Training Credits were launched, as a set of pilot schemes, in 1991 and were claimed by the government to symbolise a ‘revolution’ in attitudes towards training in Britain. By 1996, all school leavers in the country will be issued with Training Credits, usually in the form of a small plastic credit card which entitles them to spend approximately £1500 on their vocational training. The main aim of the scheme is to introduce a market into post‐16 training whereby it is hoped young people will become more motivated to improve their vocational qualifications through increased feelings of ownership and control. The intention is also that they begin to exercise choice in the market by shopping around to find the best quality training provided by local employers.

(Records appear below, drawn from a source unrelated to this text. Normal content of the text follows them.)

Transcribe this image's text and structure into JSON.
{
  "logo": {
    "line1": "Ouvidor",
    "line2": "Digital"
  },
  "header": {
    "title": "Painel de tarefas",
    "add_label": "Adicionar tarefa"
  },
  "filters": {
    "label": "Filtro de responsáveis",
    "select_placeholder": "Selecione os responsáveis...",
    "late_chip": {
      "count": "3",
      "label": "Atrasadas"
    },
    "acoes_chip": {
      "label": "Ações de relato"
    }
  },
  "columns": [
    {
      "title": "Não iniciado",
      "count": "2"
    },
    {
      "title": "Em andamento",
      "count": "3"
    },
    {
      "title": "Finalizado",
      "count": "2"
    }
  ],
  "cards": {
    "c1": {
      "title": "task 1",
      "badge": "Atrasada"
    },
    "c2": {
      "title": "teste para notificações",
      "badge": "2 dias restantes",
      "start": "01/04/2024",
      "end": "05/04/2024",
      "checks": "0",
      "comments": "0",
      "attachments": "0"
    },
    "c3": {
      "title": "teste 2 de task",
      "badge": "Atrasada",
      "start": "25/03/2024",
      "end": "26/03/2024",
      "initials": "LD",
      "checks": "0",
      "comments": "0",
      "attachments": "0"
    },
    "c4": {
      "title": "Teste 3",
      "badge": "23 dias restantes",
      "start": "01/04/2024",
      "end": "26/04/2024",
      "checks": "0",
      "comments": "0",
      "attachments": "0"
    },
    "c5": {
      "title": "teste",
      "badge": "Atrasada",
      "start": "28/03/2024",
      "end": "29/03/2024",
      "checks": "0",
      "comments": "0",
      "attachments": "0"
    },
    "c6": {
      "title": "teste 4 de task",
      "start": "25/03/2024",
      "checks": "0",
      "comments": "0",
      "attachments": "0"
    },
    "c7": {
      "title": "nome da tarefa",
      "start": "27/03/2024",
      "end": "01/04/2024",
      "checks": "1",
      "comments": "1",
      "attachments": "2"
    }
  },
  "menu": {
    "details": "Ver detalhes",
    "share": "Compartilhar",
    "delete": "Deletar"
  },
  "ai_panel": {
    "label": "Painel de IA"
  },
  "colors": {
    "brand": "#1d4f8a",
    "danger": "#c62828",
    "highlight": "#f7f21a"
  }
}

We examine the early progress of the scheme by interviewing a small group of young people in Northumberland about their experiences of Training Credits. Whilst some aspects of the initiative are working well there is cause for serious concern about some of the broader objectives of Training Credits and the short‐term operation of the scheme. We conclude the article with a number of recommendations including, for example, the suggestion that Training Credits should be extended to all 16‐19 year olds. Bridging the divide between academic and vocational qualifications may be easier to bring about if all post‐16 students and trainees are given equal financial provision.